Reprint the lines below as they are, minus the pictures.

RECORD SET section start

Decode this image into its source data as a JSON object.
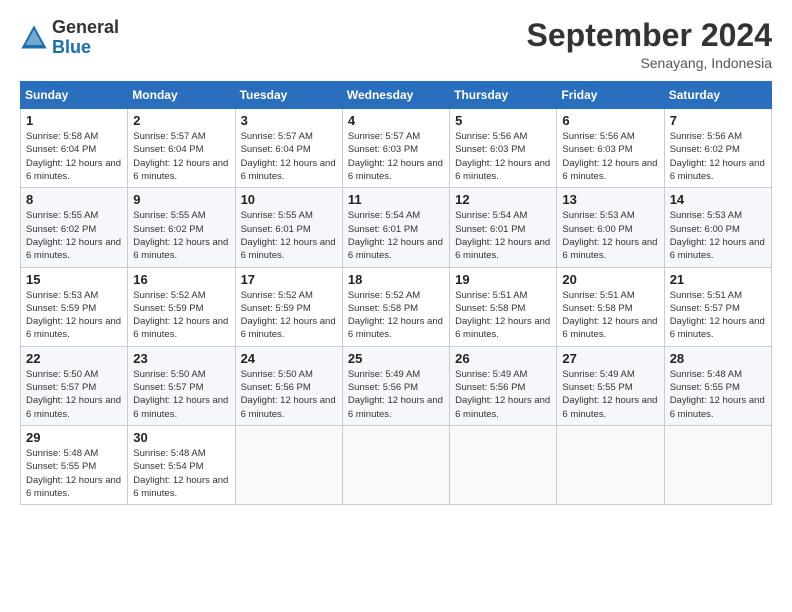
{
  "logo": {
    "general": "General",
    "blue": "Blue"
  },
  "title": "September 2024",
  "location": "Senayang, Indonesia",
  "days_of_week": [
    "Sunday",
    "Monday",
    "Tuesday",
    "Wednesday",
    "Thursday",
    "Friday",
    "Saturday"
  ],
  "weeks": [
    [
      {
        "day": "1",
        "sunrise": "5:58 AM",
        "sunset": "6:04 PM",
        "daylight": "12 hours and 6 minutes."
      },
      {
        "day": "2",
        "sunrise": "5:57 AM",
        "sunset": "6:04 PM",
        "daylight": "12 hours and 6 minutes."
      },
      {
        "day": "3",
        "sunrise": "5:57 AM",
        "sunset": "6:04 PM",
        "daylight": "12 hours and 6 minutes."
      },
      {
        "day": "4",
        "sunrise": "5:57 AM",
        "sunset": "6:03 PM",
        "daylight": "12 hours and 6 minutes."
      },
      {
        "day": "5",
        "sunrise": "5:56 AM",
        "sunset": "6:03 PM",
        "daylight": "12 hours and 6 minutes."
      },
      {
        "day": "6",
        "sunrise": "5:56 AM",
        "sunset": "6:03 PM",
        "daylight": "12 hours and 6 minutes."
      },
      {
        "day": "7",
        "sunrise": "5:56 AM",
        "sunset": "6:02 PM",
        "daylight": "12 hours and 6 minutes."
      }
    ],
    [
      {
        "day": "8",
        "sunrise": "5:55 AM",
        "sunset": "6:02 PM",
        "daylight": "12 hours and 6 minutes."
      },
      {
        "day": "9",
        "sunrise": "5:55 AM",
        "sunset": "6:02 PM",
        "daylight": "12 hours and 6 minutes."
      },
      {
        "day": "10",
        "sunrise": "5:55 AM",
        "sunset": "6:01 PM",
        "daylight": "12 hours and 6 minutes."
      },
      {
        "day": "11",
        "sunrise": "5:54 AM",
        "sunset": "6:01 PM",
        "daylight": "12 hours and 6 minutes."
      },
      {
        "day": "12",
        "sunrise": "5:54 AM",
        "sunset": "6:01 PM",
        "daylight": "12 hours and 6 minutes."
      },
      {
        "day": "13",
        "sunrise": "5:53 AM",
        "sunset": "6:00 PM",
        "daylight": "12 hours and 6 minutes."
      },
      {
        "day": "14",
        "sunrise": "5:53 AM",
        "sunset": "6:00 PM",
        "daylight": "12 hours and 6 minutes."
      }
    ],
    [
      {
        "day": "15",
        "sunrise": "5:53 AM",
        "sunset": "5:59 PM",
        "daylight": "12 hours and 6 minutes."
      },
      {
        "day": "16",
        "sunrise": "5:52 AM",
        "sunset": "5:59 PM",
        "daylight": "12 hours and 6 minutes."
      },
      {
        "day": "17",
        "sunrise": "5:52 AM",
        "sunset": "5:59 PM",
        "daylight": "12 hours and 6 minutes."
      },
      {
        "day": "18",
        "sunrise": "5:52 AM",
        "sunset": "5:58 PM",
        "daylight": "12 hours and 6 minutes."
      },
      {
        "day": "19",
        "sunrise": "5:51 AM",
        "sunset": "5:58 PM",
        "daylight": "12 hours and 6 minutes."
      },
      {
        "day": "20",
        "sunrise": "5:51 AM",
        "sunset": "5:58 PM",
        "daylight": "12 hours and 6 minutes."
      },
      {
        "day": "21",
        "sunrise": "5:51 AM",
        "sunset": "5:57 PM",
        "daylight": "12 hours and 6 minutes."
      }
    ],
    [
      {
        "day": "22",
        "sunrise": "5:50 AM",
        "sunset": "5:57 PM",
        "daylight": "12 hours and 6 minutes."
      },
      {
        "day": "23",
        "sunrise": "5:50 AM",
        "sunset": "5:57 PM",
        "daylight": "12 hours and 6 minutes."
      },
      {
        "day": "24",
        "sunrise": "5:50 AM",
        "sunset": "5:56 PM",
        "daylight": "12 hours and 6 minutes."
      },
      {
        "day": "25",
        "sunrise": "5:49 AM",
        "sunset": "5:56 PM",
        "daylight": "12 hours and 6 minutes."
      },
      {
        "day": "26",
        "sunrise": "5:49 AM",
        "sunset": "5:56 PM",
        "daylight": "12 hours and 6 minutes."
      },
      {
        "day": "27",
        "sunrise": "5:49 AM",
        "sunset": "5:55 PM",
        "daylight": "12 hours and 6 minutes."
      },
      {
        "day": "28",
        "sunrise": "5:48 AM",
        "sunset": "5:55 PM",
        "daylight": "12 hours and 6 minutes."
      }
    ],
    [
      {
        "day": "29",
        "sunrise": "5:48 AM",
        "sunset": "5:55 PM",
        "daylight": "12 hours and 6 minutes."
      },
      {
        "day": "30",
        "sunrise": "5:48 AM",
        "sunset": "5:54 PM",
        "daylight": "12 hours and 6 minutes."
      },
      null,
      null,
      null,
      null,
      null
    ]
  ]
}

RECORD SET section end

ANSWER SECTION:
Decode this image into its source data as a JSON object.
{
  "logo": {
    "general": "General",
    "blue": "Blue"
  },
  "title": "September 2024",
  "location": "Senayang, Indonesia",
  "days_of_week": [
    "Sunday",
    "Monday",
    "Tuesday",
    "Wednesday",
    "Thursday",
    "Friday",
    "Saturday"
  ],
  "weeks": [
    [
      {
        "day": "1",
        "sunrise": "5:58 AM",
        "sunset": "6:04 PM",
        "daylight": "12 hours and 6 minutes."
      },
      {
        "day": "2",
        "sunrise": "5:57 AM",
        "sunset": "6:04 PM",
        "daylight": "12 hours and 6 minutes."
      },
      {
        "day": "3",
        "sunrise": "5:57 AM",
        "sunset": "6:04 PM",
        "daylight": "12 hours and 6 minutes."
      },
      {
        "day": "4",
        "sunrise": "5:57 AM",
        "sunset": "6:03 PM",
        "daylight": "12 hours and 6 minutes."
      },
      {
        "day": "5",
        "sunrise": "5:56 AM",
        "sunset": "6:03 PM",
        "daylight": "12 hours and 6 minutes."
      },
      {
        "day": "6",
        "sunrise": "5:56 AM",
        "sunset": "6:03 PM",
        "daylight": "12 hours and 6 minutes."
      },
      {
        "day": "7",
        "sunrise": "5:56 AM",
        "sunset": "6:02 PM",
        "daylight": "12 hours and 6 minutes."
      }
    ],
    [
      {
        "day": "8",
        "sunrise": "5:55 AM",
        "sunset": "6:02 PM",
        "daylight": "12 hours and 6 minutes."
      },
      {
        "day": "9",
        "sunrise": "5:55 AM",
        "sunset": "6:02 PM",
        "daylight": "12 hours and 6 minutes."
      },
      {
        "day": "10",
        "sunrise": "5:55 AM",
        "sunset": "6:01 PM",
        "daylight": "12 hours and 6 minutes."
      },
      {
        "day": "11",
        "sunrise": "5:54 AM",
        "sunset": "6:01 PM",
        "daylight": "12 hours and 6 minutes."
      },
      {
        "day": "12",
        "sunrise": "5:54 AM",
        "sunset": "6:01 PM",
        "daylight": "12 hours and 6 minutes."
      },
      {
        "day": "13",
        "sunrise": "5:53 AM",
        "sunset": "6:00 PM",
        "daylight": "12 hours and 6 minutes."
      },
      {
        "day": "14",
        "sunrise": "5:53 AM",
        "sunset": "6:00 PM",
        "daylight": "12 hours and 6 minutes."
      }
    ],
    [
      {
        "day": "15",
        "sunrise": "5:53 AM",
        "sunset": "5:59 PM",
        "daylight": "12 hours and 6 minutes."
      },
      {
        "day": "16",
        "sunrise": "5:52 AM",
        "sunset": "5:59 PM",
        "daylight": "12 hours and 6 minutes."
      },
      {
        "day": "17",
        "sunrise": "5:52 AM",
        "sunset": "5:59 PM",
        "daylight": "12 hours and 6 minutes."
      },
      {
        "day": "18",
        "sunrise": "5:52 AM",
        "sunset": "5:58 PM",
        "daylight": "12 hours and 6 minutes."
      },
      {
        "day": "19",
        "sunrise": "5:51 AM",
        "sunset": "5:58 PM",
        "daylight": "12 hours and 6 minutes."
      },
      {
        "day": "20",
        "sunrise": "5:51 AM",
        "sunset": "5:58 PM",
        "daylight": "12 hours and 6 minutes."
      },
      {
        "day": "21",
        "sunrise": "5:51 AM",
        "sunset": "5:57 PM",
        "daylight": "12 hours and 6 minutes."
      }
    ],
    [
      {
        "day": "22",
        "sunrise": "5:50 AM",
        "sunset": "5:57 PM",
        "daylight": "12 hours and 6 minutes."
      },
      {
        "day": "23",
        "sunrise": "5:50 AM",
        "sunset": "5:57 PM",
        "daylight": "12 hours and 6 minutes."
      },
      {
        "day": "24",
        "sunrise": "5:50 AM",
        "sunset": "5:56 PM",
        "daylight": "12 hours and 6 minutes."
      },
      {
        "day": "25",
        "sunrise": "5:49 AM",
        "sunset": "5:56 PM",
        "daylight": "12 hours and 6 minutes."
      },
      {
        "day": "26",
        "sunrise": "5:49 AM",
        "sunset": "5:56 PM",
        "daylight": "12 hours and 6 minutes."
      },
      {
        "day": "27",
        "sunrise": "5:49 AM",
        "sunset": "5:55 PM",
        "daylight": "12 hours and 6 minutes."
      },
      {
        "day": "28",
        "sunrise": "5:48 AM",
        "sunset": "5:55 PM",
        "daylight": "12 hours and 6 minutes."
      }
    ],
    [
      {
        "day": "29",
        "sunrise": "5:48 AM",
        "sunset": "5:55 PM",
        "daylight": "12 hours and 6 minutes."
      },
      {
        "day": "30",
        "sunrise": "5:48 AM",
        "sunset": "5:54 PM",
        "daylight": "12 hours and 6 minutes."
      },
      null,
      null,
      null,
      null,
      null
    ]
  ]
}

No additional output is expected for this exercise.